_Assignment_.
Would you copy out each line of the records below that includes the word "icon"?

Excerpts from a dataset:
————————

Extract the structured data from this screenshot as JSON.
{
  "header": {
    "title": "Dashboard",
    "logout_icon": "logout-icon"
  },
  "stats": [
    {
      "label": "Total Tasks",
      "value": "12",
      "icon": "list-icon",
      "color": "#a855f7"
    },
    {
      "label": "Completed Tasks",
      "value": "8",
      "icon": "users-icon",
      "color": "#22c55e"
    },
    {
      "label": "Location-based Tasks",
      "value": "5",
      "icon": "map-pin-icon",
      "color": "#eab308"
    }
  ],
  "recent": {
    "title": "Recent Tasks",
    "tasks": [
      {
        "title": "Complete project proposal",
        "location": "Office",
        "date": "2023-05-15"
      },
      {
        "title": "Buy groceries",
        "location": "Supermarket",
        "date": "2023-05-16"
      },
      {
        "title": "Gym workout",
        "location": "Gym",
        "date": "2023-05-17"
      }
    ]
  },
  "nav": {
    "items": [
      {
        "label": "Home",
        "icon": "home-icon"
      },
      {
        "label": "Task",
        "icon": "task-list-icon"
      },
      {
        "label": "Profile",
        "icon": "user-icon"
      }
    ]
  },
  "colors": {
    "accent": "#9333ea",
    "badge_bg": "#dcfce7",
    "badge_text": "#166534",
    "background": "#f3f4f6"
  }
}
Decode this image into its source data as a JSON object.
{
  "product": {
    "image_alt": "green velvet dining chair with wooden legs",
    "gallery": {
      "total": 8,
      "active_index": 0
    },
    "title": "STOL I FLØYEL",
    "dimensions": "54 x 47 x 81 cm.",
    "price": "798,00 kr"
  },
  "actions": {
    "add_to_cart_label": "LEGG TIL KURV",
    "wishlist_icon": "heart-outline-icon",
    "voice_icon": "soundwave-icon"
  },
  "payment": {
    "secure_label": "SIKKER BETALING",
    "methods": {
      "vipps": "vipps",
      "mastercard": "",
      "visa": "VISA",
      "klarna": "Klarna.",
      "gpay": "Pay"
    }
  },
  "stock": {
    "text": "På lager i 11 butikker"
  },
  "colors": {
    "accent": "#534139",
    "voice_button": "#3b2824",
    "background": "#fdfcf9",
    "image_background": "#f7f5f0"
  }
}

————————

_Output of the exercise_.
    "logout_icon": "logout-icon"
      "icon": "list-icon",
      "icon": "users-icon",
      "icon": "map-pin-icon",
        "icon": "home-icon"
        "icon": "task-list-icon"
        "icon": "user-icon"
    "wishlist_icon": "heart-outline-icon",
    "voice_icon": "soundwave-icon"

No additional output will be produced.